◆ What to do: Scan each line of the records for the word "JSON" and extract the ones that have it.

◆ Dataset records:

────

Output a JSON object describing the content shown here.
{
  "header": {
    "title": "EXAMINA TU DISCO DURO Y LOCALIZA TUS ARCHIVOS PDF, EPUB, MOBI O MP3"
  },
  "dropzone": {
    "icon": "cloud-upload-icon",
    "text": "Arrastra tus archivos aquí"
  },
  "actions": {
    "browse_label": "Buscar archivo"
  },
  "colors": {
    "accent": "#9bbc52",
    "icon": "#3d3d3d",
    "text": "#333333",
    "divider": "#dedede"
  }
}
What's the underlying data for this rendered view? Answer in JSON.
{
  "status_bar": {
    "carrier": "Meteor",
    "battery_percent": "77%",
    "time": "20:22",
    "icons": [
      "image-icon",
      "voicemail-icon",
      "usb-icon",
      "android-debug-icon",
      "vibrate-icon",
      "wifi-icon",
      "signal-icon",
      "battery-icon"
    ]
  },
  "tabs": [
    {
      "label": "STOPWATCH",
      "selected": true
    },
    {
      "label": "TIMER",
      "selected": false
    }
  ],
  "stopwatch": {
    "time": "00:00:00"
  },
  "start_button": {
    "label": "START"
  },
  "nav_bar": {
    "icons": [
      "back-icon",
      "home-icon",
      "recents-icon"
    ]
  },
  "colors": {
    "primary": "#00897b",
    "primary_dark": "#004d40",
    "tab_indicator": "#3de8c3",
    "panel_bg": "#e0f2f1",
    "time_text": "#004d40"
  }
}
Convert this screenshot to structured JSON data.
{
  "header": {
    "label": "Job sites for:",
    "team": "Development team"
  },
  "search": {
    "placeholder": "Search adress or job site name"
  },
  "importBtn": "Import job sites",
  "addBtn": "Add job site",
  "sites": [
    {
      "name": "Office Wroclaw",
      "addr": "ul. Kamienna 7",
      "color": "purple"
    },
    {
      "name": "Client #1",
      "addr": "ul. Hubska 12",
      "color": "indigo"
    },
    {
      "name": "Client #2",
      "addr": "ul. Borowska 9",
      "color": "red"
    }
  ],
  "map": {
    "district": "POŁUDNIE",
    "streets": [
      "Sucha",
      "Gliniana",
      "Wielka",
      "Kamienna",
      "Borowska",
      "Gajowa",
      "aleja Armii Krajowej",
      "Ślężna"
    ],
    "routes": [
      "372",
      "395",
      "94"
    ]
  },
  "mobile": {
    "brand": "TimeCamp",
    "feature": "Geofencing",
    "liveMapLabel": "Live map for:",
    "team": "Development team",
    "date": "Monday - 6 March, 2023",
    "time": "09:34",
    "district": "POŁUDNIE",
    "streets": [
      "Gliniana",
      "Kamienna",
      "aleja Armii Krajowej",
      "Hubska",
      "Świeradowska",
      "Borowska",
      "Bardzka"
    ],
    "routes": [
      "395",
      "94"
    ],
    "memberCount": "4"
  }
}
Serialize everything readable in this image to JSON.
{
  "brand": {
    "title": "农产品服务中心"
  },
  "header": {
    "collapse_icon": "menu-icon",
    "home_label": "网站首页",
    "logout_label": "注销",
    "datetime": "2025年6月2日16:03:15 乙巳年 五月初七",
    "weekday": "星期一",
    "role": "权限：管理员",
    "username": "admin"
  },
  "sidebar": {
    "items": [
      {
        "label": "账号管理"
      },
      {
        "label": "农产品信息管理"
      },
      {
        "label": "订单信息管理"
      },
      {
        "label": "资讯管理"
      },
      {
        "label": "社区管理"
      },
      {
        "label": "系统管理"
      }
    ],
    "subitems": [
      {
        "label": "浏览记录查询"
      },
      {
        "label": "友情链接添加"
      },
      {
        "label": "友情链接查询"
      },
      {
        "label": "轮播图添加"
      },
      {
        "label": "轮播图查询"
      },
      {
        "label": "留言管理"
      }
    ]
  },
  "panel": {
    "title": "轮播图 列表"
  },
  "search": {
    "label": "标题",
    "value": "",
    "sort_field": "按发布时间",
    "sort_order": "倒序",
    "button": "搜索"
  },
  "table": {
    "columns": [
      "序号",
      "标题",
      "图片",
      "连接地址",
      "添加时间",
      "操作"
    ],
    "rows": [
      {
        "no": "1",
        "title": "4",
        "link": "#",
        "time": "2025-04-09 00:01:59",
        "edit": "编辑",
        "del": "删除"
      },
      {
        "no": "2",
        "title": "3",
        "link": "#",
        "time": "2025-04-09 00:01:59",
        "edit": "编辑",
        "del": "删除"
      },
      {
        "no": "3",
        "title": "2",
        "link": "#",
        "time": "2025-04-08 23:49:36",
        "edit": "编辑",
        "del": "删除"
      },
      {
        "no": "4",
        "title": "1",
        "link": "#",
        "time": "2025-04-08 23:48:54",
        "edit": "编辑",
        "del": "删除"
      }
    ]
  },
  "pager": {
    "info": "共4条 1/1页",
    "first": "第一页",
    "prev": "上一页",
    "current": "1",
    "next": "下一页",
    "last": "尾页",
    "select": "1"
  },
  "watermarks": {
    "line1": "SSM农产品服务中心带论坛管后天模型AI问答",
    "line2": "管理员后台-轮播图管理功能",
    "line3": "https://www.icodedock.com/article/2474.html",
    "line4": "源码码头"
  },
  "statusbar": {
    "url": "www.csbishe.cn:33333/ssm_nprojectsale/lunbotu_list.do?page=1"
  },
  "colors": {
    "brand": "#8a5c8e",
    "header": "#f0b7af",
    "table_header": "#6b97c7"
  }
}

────

◆ Answer to the problem:
Output a JSON object describing the content shown here.
What's the underlying data for this rendered view? Answer in JSON.
Convert this screenshot to structured JSON data.
Serialize everything readable in this image to JSON.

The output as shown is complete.